You have many publications (~50 articles and 1 book chapter) and you have a high h-index (16) for such a young researcher. Is it hard to find the balance between your research and the demands of teaching, supervising PhD and master students, and giving lectures at various universities and conferences?
West: Teaching is somewhat refreshing because it forces me to keep up to date with other analytical chemistry areas that I do not practice in research. However, it also means that my research activities are strongly segmented, and it is difficult to keep focused on your projects when you are often interrupted. This lack of continuity is a great source of exasperation to me because it impairs productivity. The supervision of PhD and master students is also a highly demanding task if you really want to follow their progress and help them improve in their science, thus I prefer to limit their numbers. Students should not suffer from my limited time allowance. This is a two-way commitment: They provide hands and brains, and I must provide education, assistance, and interest in their work.
Do your students’ interests influence the research projects you select?

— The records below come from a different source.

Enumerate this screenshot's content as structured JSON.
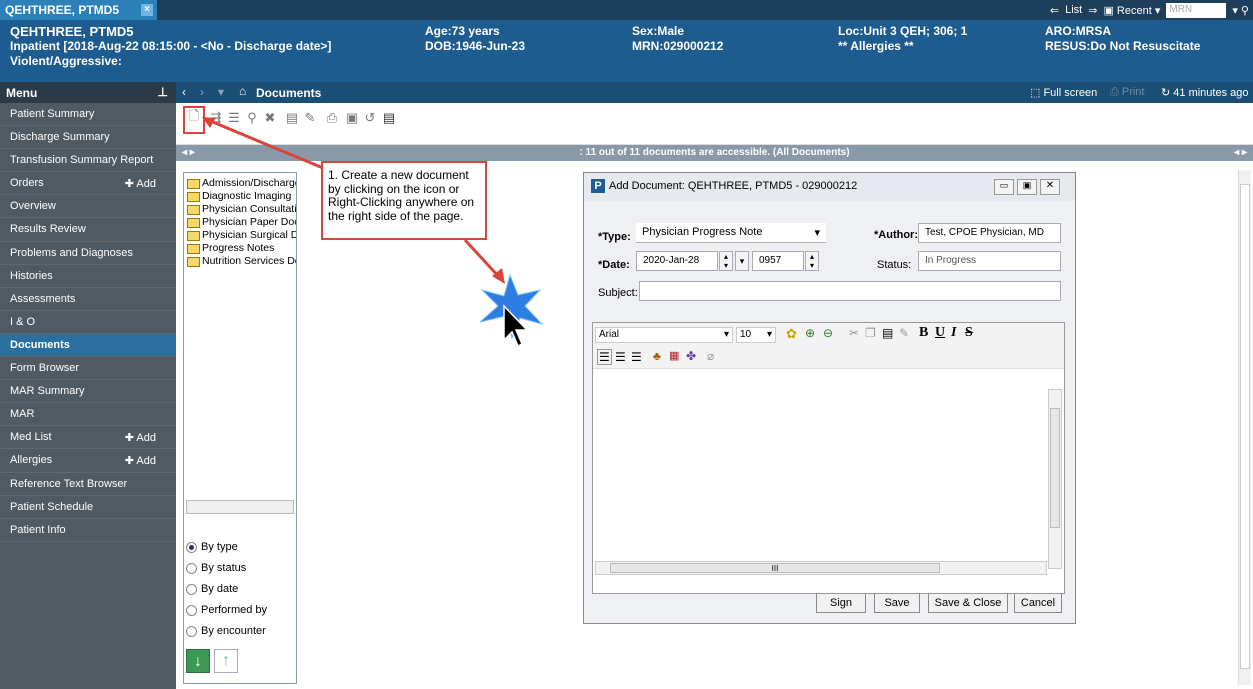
{
  "tab": {
    "title": "QEHTHREE, PTMD5",
    "close": "×"
  },
  "topright": {
    "list": "List",
    "recent": "Recent",
    "mrn_placeholder": "MRN"
  },
  "banner": {
    "name": "QEHTHREE, PTMD5",
    "encounter": "Inpatient [2018-Aug-22 08:15:00 - <No - Discharge date>]",
    "violent": "Violent/Aggressive:",
    "age": "Age:73 years",
    "dob": "DOB:1946-Jun-23",
    "sex": "Sex:Male",
    "mrn": "MRN:029000212",
    "loc": "Loc:Unit 3 QEH; 306; 1",
    "allergies": "** Allergies **",
    "aro": "ARO:MRSA",
    "resus": "RESUS:Do Not Resuscitate"
  },
  "menu": {
    "header": "Menu",
    "items": [
      {
        "label": "Patient Summary",
        "add": ""
      },
      {
        "label": "Discharge Summary",
        "add": ""
      },
      {
        "label": "Transfusion Summary Report",
        "add": ""
      },
      {
        "label": "Orders",
        "add": "Add"
      },
      {
        "label": "Overview",
        "add": ""
      },
      {
        "label": "Results Review",
        "add": ""
      },
      {
        "label": "Problems and Diagnoses",
        "add": ""
      },
      {
        "label": "Histories",
        "add": ""
      },
      {
        "label": "Assessments",
        "add": ""
      },
      {
        "label": "I & O",
        "add": ""
      },
      {
        "label": "Documents",
        "add": ""
      },
      {
        "label": "Form Browser",
        "add": ""
      },
      {
        "label": "MAR Summary",
        "add": ""
      },
      {
        "label": "MAR",
        "add": ""
      },
      {
        "label": "Med List",
        "add": "Add"
      },
      {
        "label": "Allergies",
        "add": "Add"
      },
      {
        "label": "Reference Text Browser",
        "add": ""
      },
      {
        "label": "Patient Schedule",
        "add": ""
      },
      {
        "label": "Patient Info",
        "add": ""
      }
    ]
  },
  "nav": {
    "title": "Documents",
    "fullscreen": "Full screen",
    "print": "Print",
    "refresh": "41 minutes ago"
  },
  "status_strip": ": 11 out of 11 documents are accessible. (All Documents)",
  "tree": [
    "Admission/Discharge",
    "Diagnostic Imaging",
    "Physician Consultatio",
    "Physician Paper Docu",
    "Physician Surgical Do",
    "Progress Notes",
    "Nutrition Services Do"
  ],
  "radios": [
    "By type",
    "By status",
    "By date",
    "Performed by",
    "By encounter"
  ],
  "callout": "1. Create a new document by clicking on the icon or Right-Clicking anywhere on the right side of the page.",
  "dialog": {
    "title": "Add Document: QEHTHREE, PTMD5 - 029000212",
    "type_label": "*Type:",
    "type_value": "Physician Progress Note",
    "author_label": "*Author:",
    "author_value": "Test, CPOE Physician, MD",
    "date_label": "*Date:",
    "date_value": "2020-Jan-28",
    "time_value": "0957",
    "status_label": "Status:",
    "status_value": "In Progress",
    "subject_label": "Subject:",
    "subject_value": "",
    "font": "Arial",
    "size": "10",
    "scroll_mark": "III",
    "buttons": {
      "sign": "Sign",
      "save": "Save",
      "save_close": "Save & Close",
      "cancel": "Cancel"
    }
  }
}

West: To be honest, I should say that minor projects are brought up by students, while major projects surge from my own desire, but are sometimes influenced by students. I have often noticed that a certain degree of ignorance is an advantage to propose innovative ideas because limited knowledge also implies limited preconceptions. Some students have come to me with an idea and some financial support to carry on with their projects. I accept them when the idea is of interest to me and fits with the projects of our laboratory, and when I know that I can provide access to a machine and will be able to afford sufficient time to the student.
Have you faced any difficulties as a young, female scientist based in Europe?
West: I believe that my difficulties are those encountered by any young woman who wants to have children and be involved in her job. You can do it, but you definitely need some help at home. I consider myself very lucky in the matter. Actually, all the students I have supervised so far have been young women. It was not something I chose; it is simply the result of a large proportion of women in analytical sciences (as compared to other chemistry specialties). They all have been brilliant, so I hope they will not give up science.
What do you plan to focus on next? Is there one big problem in separation science that you really want to tackle?
West: I am interested in the limits of SFC for the analysis of polar molecules, particularly biomolecules. While the way to approach the technique has changed, I expect it will move even further to less carbon dioxide and more water in the mobile phase (that is the other end of the technique, usually called “enhanced-fluidity LC”). And next, when everybody will have been converted to SFC, my job there shall be finished. It will start to be boring to me, so I will move to something very different.
Read more about West here http://www.chromatographyonline.com/2015-lcgc-awards.